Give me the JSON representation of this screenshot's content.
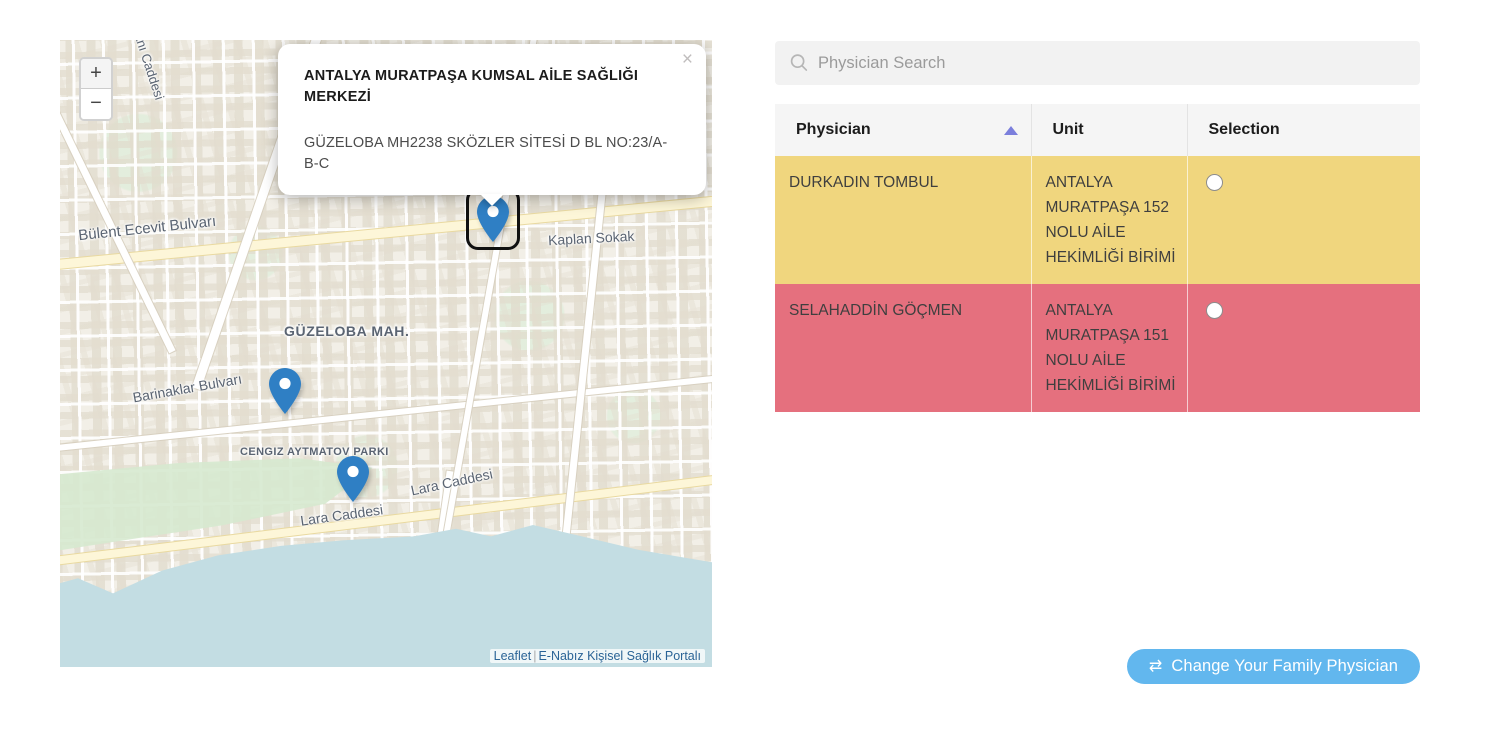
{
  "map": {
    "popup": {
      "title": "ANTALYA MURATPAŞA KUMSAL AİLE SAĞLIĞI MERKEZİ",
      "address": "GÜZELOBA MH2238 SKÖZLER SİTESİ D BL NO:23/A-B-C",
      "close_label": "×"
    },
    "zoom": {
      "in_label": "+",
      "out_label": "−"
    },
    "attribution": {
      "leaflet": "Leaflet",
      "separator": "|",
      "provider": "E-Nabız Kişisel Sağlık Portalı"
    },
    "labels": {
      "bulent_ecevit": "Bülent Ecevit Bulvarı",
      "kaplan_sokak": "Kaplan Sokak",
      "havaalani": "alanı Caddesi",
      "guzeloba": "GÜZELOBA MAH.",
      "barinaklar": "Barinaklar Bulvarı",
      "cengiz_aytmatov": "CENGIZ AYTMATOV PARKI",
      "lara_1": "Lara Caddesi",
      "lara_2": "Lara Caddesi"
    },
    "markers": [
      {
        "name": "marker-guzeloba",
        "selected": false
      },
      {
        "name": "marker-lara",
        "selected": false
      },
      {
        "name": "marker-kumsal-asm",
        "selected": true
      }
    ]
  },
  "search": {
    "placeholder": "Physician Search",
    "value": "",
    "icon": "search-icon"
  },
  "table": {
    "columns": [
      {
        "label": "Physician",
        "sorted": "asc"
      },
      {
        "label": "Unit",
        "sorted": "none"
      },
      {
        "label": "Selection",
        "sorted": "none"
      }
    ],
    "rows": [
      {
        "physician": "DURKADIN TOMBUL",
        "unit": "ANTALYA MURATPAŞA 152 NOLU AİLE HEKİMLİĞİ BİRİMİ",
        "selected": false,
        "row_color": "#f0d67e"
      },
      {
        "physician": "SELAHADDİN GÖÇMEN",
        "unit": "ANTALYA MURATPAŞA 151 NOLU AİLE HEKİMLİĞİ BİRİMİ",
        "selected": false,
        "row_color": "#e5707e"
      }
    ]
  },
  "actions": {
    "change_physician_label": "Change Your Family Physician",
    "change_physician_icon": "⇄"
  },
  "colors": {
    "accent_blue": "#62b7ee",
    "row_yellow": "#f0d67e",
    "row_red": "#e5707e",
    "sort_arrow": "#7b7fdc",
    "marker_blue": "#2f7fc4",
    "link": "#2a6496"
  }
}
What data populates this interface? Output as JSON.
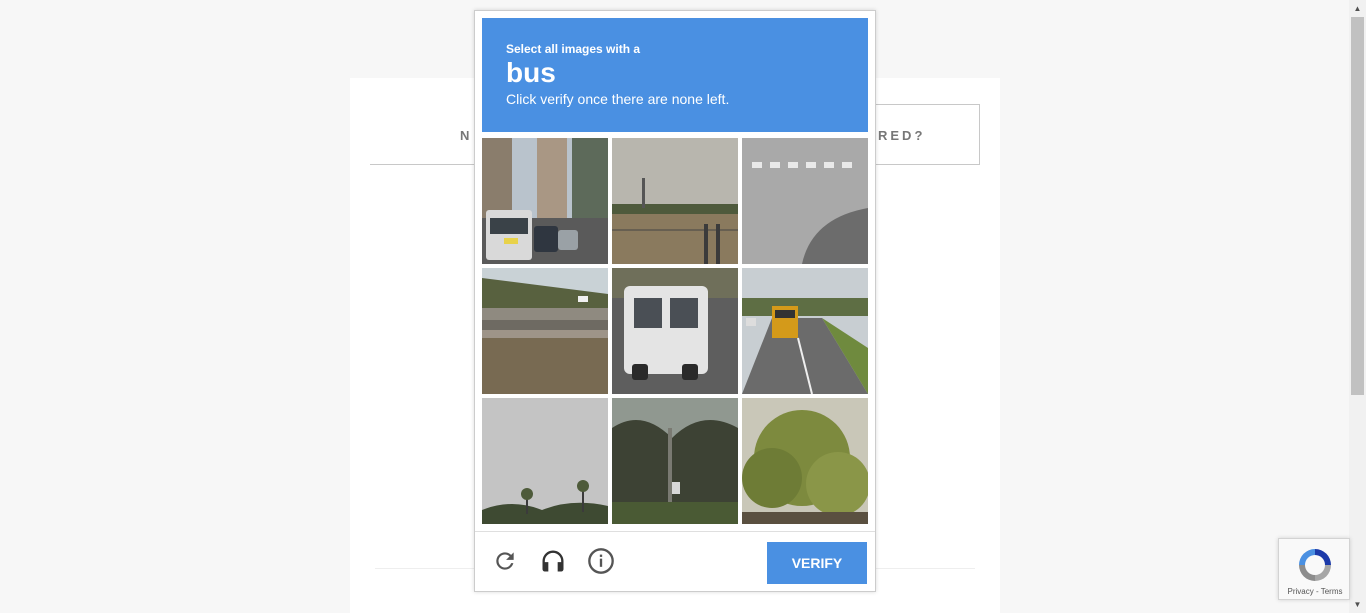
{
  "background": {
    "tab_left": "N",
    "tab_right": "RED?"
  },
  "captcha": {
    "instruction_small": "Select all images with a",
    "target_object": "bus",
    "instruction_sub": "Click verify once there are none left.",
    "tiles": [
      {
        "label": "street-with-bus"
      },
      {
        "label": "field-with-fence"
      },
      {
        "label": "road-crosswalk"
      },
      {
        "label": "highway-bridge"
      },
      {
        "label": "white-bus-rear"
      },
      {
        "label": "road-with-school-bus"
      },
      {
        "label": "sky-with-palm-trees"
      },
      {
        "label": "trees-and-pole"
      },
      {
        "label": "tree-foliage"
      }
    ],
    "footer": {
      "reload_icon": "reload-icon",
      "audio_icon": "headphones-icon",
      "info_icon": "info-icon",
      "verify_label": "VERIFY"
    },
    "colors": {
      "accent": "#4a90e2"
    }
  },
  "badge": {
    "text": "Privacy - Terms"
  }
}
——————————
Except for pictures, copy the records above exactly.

Give me the JSON representation of this screenshot's content.
{
  "map": {
    "popup": {
      "title": "ANTALYA MURATPAŞA KUMSAL AİLE SAĞLIĞI MERKEZİ",
      "address": "GÜZELOBA MH2238 SKÖZLER SİTESİ D BL NO:23/A-B-C",
      "close_label": "×"
    },
    "zoom": {
      "in_label": "+",
      "out_label": "−"
    },
    "attribution": {
      "leaflet": "Leaflet",
      "separator": "|",
      "provider": "E-Nabız Kişisel Sağlık Portalı"
    },
    "labels": {
      "bulent_ecevit": "Bülent Ecevit Bulvarı",
      "kaplan_sokak": "Kaplan Sokak",
      "havaalani": "alanı Caddesi",
      "guzeloba": "GÜZELOBA MAH.",
      "barinaklar": "Barinaklar Bulvarı",
      "cengiz_aytmatov": "CENGIZ AYTMATOV PARKI",
      "lara_1": "Lara Caddesi",
      "lara_2": "Lara Caddesi"
    },
    "markers": [
      {
        "name": "marker-guzeloba",
        "selected": false
      },
      {
        "name": "marker-lara",
        "selected": false
      },
      {
        "name": "marker-kumsal-asm",
        "selected": true
      }
    ]
  },
  "search": {
    "placeholder": "Physician Search",
    "value": "",
    "icon": "search-icon"
  },
  "table": {
    "columns": [
      {
        "label": "Physician",
        "sorted": "asc"
      },
      {
        "label": "Unit",
        "sorted": "none"
      },
      {
        "label": "Selection",
        "sorted": "none"
      }
    ],
    "rows": [
      {
        "physician": "DURKADIN TOMBUL",
        "unit": "ANTALYA MURATPAŞA 152 NOLU AİLE HEKİMLİĞİ BİRİMİ",
        "selected": false,
        "row_color": "#f0d67e"
      },
      {
        "physician": "SELAHADDİN GÖÇMEN",
        "unit": "ANTALYA MURATPAŞA 151 NOLU AİLE HEKİMLİĞİ BİRİMİ",
        "selected": false,
        "row_color": "#e5707e"
      }
    ]
  },
  "actions": {
    "change_physician_label": "Change Your Family Physician",
    "change_physician_icon": "⇄"
  },
  "colors": {
    "accent_blue": "#62b7ee",
    "row_yellow": "#f0d67e",
    "row_red": "#e5707e",
    "sort_arrow": "#7b7fdc",
    "marker_blue": "#2f7fc4",
    "link": "#2a6496"
  }
}
What data populates this interface? Output as JSON.
{
  "background": {
    "tab_left": "N",
    "tab_right": "RED?"
  },
  "captcha": {
    "instruction_small": "Select all images with a",
    "target_object": "bus",
    "instruction_sub": "Click verify once there are none left.",
    "tiles": [
      {
        "label": "street-with-bus"
      },
      {
        "label": "field-with-fence"
      },
      {
        "label": "road-crosswalk"
      },
      {
        "label": "highway-bridge"
      },
      {
        "label": "white-bus-rear"
      },
      {
        "label": "road-with-school-bus"
      },
      {
        "label": "sky-with-palm-trees"
      },
      {
        "label": "trees-and-pole"
      },
      {
        "label": "tree-foliage"
      }
    ],
    "footer": {
      "reload_icon": "reload-icon",
      "audio_icon": "headphones-icon",
      "info_icon": "info-icon",
      "verify_label": "VERIFY"
    },
    "colors": {
      "accent": "#4a90e2"
    }
  },
  "badge": {
    "text": "Privacy - Terms"
  }
}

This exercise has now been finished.